Material for this task: Begin

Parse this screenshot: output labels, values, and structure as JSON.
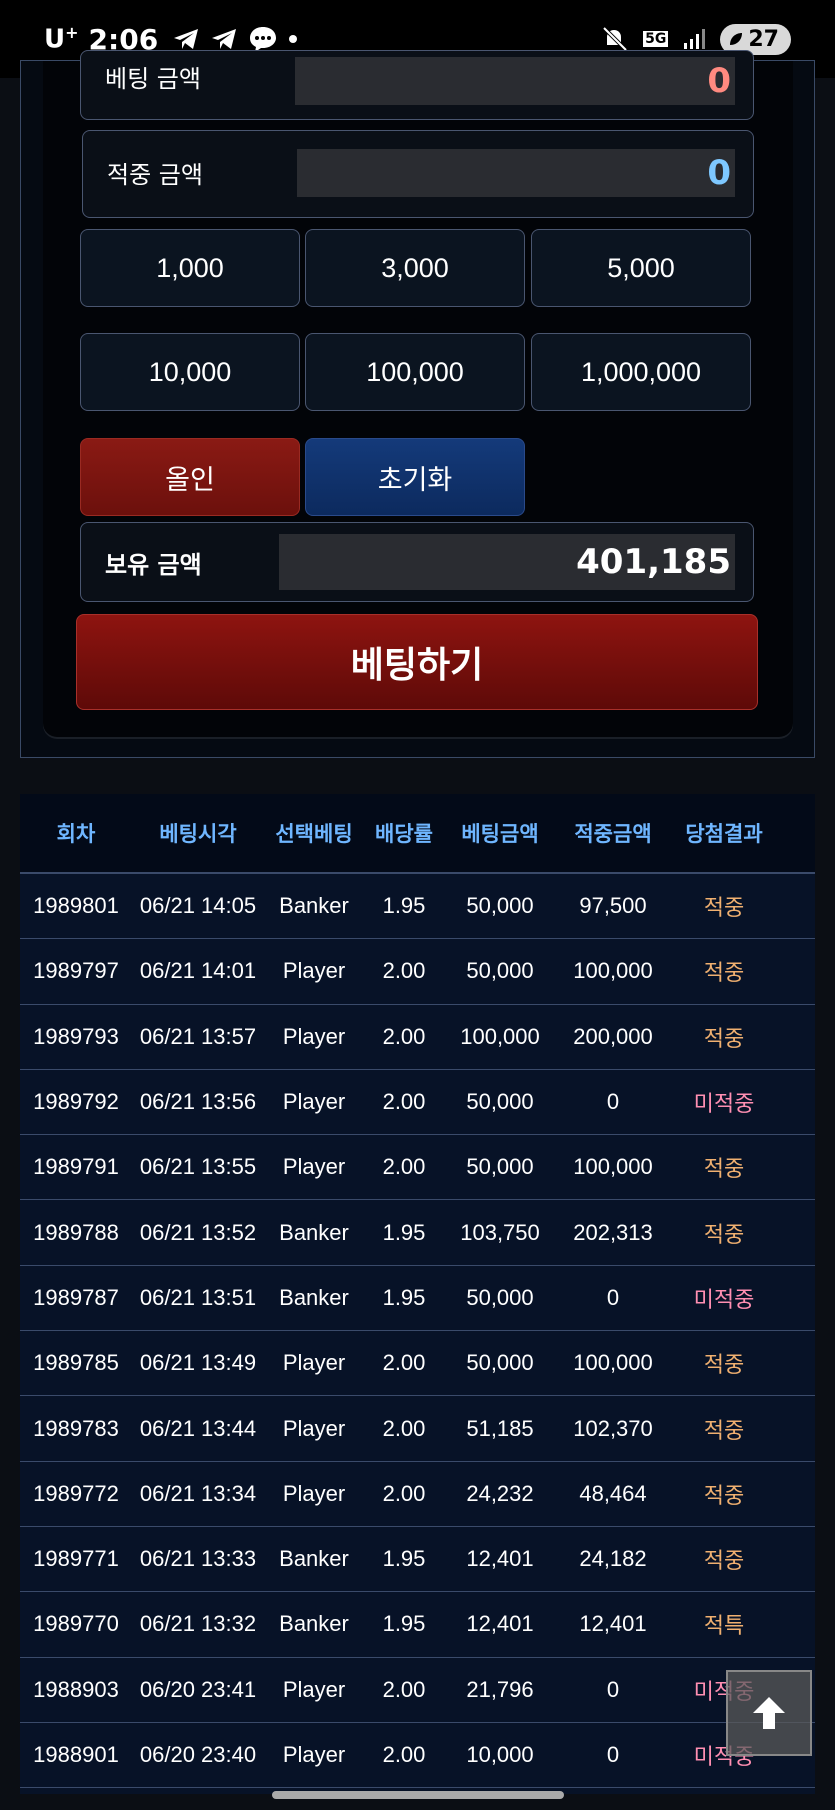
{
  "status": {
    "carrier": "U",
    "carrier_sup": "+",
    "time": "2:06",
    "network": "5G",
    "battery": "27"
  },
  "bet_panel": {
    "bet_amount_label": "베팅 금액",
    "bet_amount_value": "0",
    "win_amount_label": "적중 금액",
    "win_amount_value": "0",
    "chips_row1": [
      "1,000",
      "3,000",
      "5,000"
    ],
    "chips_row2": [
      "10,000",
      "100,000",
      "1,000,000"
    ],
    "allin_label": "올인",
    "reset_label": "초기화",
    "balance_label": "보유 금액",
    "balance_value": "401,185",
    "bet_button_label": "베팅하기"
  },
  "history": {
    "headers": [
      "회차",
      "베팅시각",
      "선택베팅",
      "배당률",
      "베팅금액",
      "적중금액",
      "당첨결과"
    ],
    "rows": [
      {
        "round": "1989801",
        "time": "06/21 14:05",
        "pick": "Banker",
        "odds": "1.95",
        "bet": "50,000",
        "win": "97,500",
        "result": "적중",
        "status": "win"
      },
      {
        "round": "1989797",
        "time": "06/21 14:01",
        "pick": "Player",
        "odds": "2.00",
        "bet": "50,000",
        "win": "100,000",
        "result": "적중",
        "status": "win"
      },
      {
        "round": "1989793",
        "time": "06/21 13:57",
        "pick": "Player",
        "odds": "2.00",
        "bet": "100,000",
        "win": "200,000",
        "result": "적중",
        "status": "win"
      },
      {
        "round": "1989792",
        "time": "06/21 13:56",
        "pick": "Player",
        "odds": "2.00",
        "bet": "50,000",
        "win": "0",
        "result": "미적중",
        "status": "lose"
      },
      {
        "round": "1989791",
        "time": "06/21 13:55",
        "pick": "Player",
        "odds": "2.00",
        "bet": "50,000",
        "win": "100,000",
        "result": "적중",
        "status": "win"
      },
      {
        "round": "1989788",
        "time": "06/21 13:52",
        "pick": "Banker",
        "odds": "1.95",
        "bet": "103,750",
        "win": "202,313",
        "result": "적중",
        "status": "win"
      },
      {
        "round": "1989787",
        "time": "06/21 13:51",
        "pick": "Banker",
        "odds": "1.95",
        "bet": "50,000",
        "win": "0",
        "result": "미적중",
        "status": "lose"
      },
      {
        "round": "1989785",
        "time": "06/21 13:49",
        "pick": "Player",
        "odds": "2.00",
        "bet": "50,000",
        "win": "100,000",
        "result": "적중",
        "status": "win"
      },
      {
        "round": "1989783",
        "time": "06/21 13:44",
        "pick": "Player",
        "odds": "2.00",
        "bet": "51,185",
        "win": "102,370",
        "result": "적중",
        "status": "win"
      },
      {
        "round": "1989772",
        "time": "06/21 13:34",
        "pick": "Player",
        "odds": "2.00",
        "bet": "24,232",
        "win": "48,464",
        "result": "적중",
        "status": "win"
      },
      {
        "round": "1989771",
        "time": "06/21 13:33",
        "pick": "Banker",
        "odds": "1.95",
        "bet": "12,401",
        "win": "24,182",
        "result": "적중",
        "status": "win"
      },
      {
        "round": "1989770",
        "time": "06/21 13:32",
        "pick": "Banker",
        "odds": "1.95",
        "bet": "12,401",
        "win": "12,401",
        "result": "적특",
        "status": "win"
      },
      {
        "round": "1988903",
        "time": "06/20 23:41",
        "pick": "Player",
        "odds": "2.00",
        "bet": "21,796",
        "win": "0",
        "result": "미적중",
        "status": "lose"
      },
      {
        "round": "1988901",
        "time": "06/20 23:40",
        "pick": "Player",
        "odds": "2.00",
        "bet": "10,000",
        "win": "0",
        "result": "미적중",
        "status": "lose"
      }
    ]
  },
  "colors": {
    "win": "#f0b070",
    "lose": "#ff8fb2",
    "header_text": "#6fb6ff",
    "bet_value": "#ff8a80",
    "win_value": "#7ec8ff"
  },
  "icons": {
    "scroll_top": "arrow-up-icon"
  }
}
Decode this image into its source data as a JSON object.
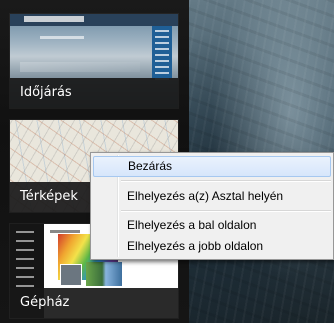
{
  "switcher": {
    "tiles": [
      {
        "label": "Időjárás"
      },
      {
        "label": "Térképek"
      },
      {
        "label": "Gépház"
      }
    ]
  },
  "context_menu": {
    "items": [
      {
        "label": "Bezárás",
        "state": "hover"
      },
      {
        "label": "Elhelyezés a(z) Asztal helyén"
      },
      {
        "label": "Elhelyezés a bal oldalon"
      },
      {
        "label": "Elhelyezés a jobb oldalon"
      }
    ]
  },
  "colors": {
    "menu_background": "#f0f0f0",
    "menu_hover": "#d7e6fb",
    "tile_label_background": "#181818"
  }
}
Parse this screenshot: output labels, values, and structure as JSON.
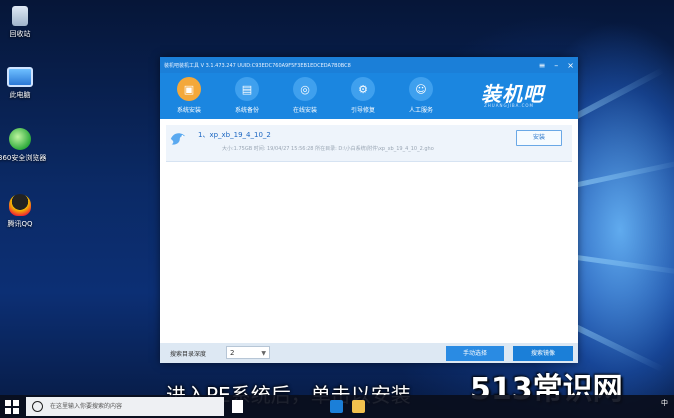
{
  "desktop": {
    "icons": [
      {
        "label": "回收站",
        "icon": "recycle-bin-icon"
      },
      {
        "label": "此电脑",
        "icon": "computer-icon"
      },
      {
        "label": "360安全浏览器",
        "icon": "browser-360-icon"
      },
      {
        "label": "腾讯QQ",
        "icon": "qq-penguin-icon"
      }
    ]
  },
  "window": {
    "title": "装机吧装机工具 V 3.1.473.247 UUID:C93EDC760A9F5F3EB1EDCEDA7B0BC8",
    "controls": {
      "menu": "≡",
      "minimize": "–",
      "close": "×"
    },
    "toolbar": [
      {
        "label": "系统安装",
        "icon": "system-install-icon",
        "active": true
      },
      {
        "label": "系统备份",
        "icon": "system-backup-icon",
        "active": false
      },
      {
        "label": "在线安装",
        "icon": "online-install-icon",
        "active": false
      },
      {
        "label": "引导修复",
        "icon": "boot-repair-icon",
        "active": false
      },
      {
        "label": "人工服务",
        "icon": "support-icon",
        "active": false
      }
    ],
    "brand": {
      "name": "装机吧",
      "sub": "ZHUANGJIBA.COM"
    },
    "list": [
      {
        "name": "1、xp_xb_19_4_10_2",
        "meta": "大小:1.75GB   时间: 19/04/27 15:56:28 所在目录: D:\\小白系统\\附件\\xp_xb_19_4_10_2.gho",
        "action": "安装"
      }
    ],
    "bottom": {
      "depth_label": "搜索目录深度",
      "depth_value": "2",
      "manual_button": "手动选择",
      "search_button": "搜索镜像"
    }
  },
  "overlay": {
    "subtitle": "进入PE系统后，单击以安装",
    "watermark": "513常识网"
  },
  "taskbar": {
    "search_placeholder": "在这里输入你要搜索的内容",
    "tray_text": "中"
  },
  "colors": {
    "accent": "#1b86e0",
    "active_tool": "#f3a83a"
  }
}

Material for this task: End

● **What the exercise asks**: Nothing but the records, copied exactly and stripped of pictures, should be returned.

● **Answer box**:
Parse this screenshot: output labels, values, and structure as JSON.
{
  "status": {
    "carrier": "U",
    "carrier_sup": "+",
    "time": "2:06",
    "network": "5G",
    "battery": "27"
  },
  "bet_panel": {
    "bet_amount_label": "베팅 금액",
    "bet_amount_value": "0",
    "win_amount_label": "적중 금액",
    "win_amount_value": "0",
    "chips_row1": [
      "1,000",
      "3,000",
      "5,000"
    ],
    "chips_row2": [
      "10,000",
      "100,000",
      "1,000,000"
    ],
    "allin_label": "올인",
    "reset_label": "초기화",
    "balance_label": "보유 금액",
    "balance_value": "401,185",
    "bet_button_label": "베팅하기"
  },
  "history": {
    "headers": [
      "회차",
      "베팅시각",
      "선택베팅",
      "배당률",
      "베팅금액",
      "적중금액",
      "당첨결과"
    ],
    "rows": [
      {
        "round": "1989801",
        "time": "06/21 14:05",
        "pick": "Banker",
        "odds": "1.95",
        "bet": "50,000",
        "win": "97,500",
        "result": "적중",
        "status": "win"
      },
      {
        "round": "1989797",
        "time": "06/21 14:01",
        "pick": "Player",
        "odds": "2.00",
        "bet": "50,000",
        "win": "100,000",
        "result": "적중",
        "status": "win"
      },
      {
        "round": "1989793",
        "time": "06/21 13:57",
        "pick": "Player",
        "odds": "2.00",
        "bet": "100,000",
        "win": "200,000",
        "result": "적중",
        "status": "win"
      },
      {
        "round": "1989792",
        "time": "06/21 13:56",
        "pick": "Player",
        "odds": "2.00",
        "bet": "50,000",
        "win": "0",
        "result": "미적중",
        "status": "lose"
      },
      {
        "round": "1989791",
        "time": "06/21 13:55",
        "pick": "Player",
        "odds": "2.00",
        "bet": "50,000",
        "win": "100,000",
        "result": "적중",
        "status": "win"
      },
      {
        "round": "1989788",
        "time": "06/21 13:52",
        "pick": "Banker",
        "odds": "1.95",
        "bet": "103,750",
        "win": "202,313",
        "result": "적중",
        "status": "win"
      },
      {
        "round": "1989787",
        "time": "06/21 13:51",
        "pick": "Banker",
        "odds": "1.95",
        "bet": "50,000",
        "win": "0",
        "result": "미적중",
        "status": "lose"
      },
      {
        "round": "1989785",
        "time": "06/21 13:49",
        "pick": "Player",
        "odds": "2.00",
        "bet": "50,000",
        "win": "100,000",
        "result": "적중",
        "status": "win"
      },
      {
        "round": "1989783",
        "time": "06/21 13:44",
        "pick": "Player",
        "odds": "2.00",
        "bet": "51,185",
        "win": "102,370",
        "result": "적중",
        "status": "win"
      },
      {
        "round": "1989772",
        "time": "06/21 13:34",
        "pick": "Player",
        "odds": "2.00",
        "bet": "24,232",
        "win": "48,464",
        "result": "적중",
        "status": "win"
      },
      {
        "round": "1989771",
        "time": "06/21 13:33",
        "pick": "Banker",
        "odds": "1.95",
        "bet": "12,401",
        "win": "24,182",
        "result": "적중",
        "status": "win"
      },
      {
        "round": "1989770",
        "time": "06/21 13:32",
        "pick": "Banker",
        "odds": "1.95",
        "bet": "12,401",
        "win": "12,401",
        "result": "적특",
        "status": "win"
      },
      {
        "round": "1988903",
        "time": "06/20 23:41",
        "pick": "Player",
        "odds": "2.00",
        "bet": "21,796",
        "win": "0",
        "result": "미적중",
        "status": "lose"
      },
      {
        "round": "1988901",
        "time": "06/20 23:40",
        "pick": "Player",
        "odds": "2.00",
        "bet": "10,000",
        "win": "0",
        "result": "미적중",
        "status": "lose"
      }
    ]
  },
  "colors": {
    "win": "#f0b070",
    "lose": "#ff8fb2",
    "header_text": "#6fb6ff",
    "bet_value": "#ff8a80",
    "win_value": "#7ec8ff"
  },
  "icons": {
    "scroll_top": "arrow-up-icon"
  }
}
Decode this image into its source data as a JSON object.
{
  "switcher": {
    "tiles": [
      {
        "label": "Időjárás"
      },
      {
        "label": "Térképek"
      },
      {
        "label": "Gépház"
      }
    ]
  },
  "context_menu": {
    "items": [
      {
        "label": "Bezárás",
        "state": "hover"
      },
      {
        "label": "Elhelyezés a(z) Asztal helyén"
      },
      {
        "label": "Elhelyezés a bal oldalon"
      },
      {
        "label": "Elhelyezés a jobb oldalon"
      }
    ]
  },
  "colors": {
    "menu_background": "#f0f0f0",
    "menu_hover": "#d7e6fb",
    "tile_label_background": "#181818"
  }
}
Parse this screenshot: output labels, values, and structure as JSON.
{
  "desktop": {
    "icons": [
      {
        "label": "回收站",
        "icon": "recycle-bin-icon"
      },
      {
        "label": "此电脑",
        "icon": "computer-icon"
      },
      {
        "label": "360安全浏览器",
        "icon": "browser-360-icon"
      },
      {
        "label": "腾讯QQ",
        "icon": "qq-penguin-icon"
      }
    ]
  },
  "window": {
    "title": "装机吧装机工具 V 3.1.473.247 UUID:C93EDC760A9F5F3EB1EDCEDA7B0BC8",
    "controls": {
      "menu": "≡",
      "minimize": "–",
      "close": "×"
    },
    "toolbar": [
      {
        "label": "系统安装",
        "icon": "system-install-icon",
        "active": true
      },
      {
        "label": "系统备份",
        "icon": "system-backup-icon",
        "active": false
      },
      {
        "label": "在线安装",
        "icon": "online-install-icon",
        "active": false
      },
      {
        "label": "引导修复",
        "icon": "boot-repair-icon",
        "active": false
      },
      {
        "label": "人工服务",
        "icon": "support-icon",
        "active": false
      }
    ],
    "brand": {
      "name": "装机吧",
      "sub": "ZHUANGJIBA.COM"
    },
    "list": [
      {
        "name": "1、xp_xb_19_4_10_2",
        "meta": "大小:1.75GB   时间: 19/04/27 15:56:28 所在目录: D:\\小白系统\\附件\\xp_xb_19_4_10_2.gho",
        "action": "安装"
      }
    ],
    "bottom": {
      "depth_label": "搜索目录深度",
      "depth_value": "2",
      "manual_button": "手动选择",
      "search_button": "搜索镜像"
    }
  },
  "overlay": {
    "subtitle": "进入PE系统后，单击以安装",
    "watermark": "513常识网"
  },
  "taskbar": {
    "search_placeholder": "在这里输入你要搜索的内容",
    "tray_text": "中"
  },
  "colors": {
    "accent": "#1b86e0",
    "active_tool": "#f3a83a"
  }
}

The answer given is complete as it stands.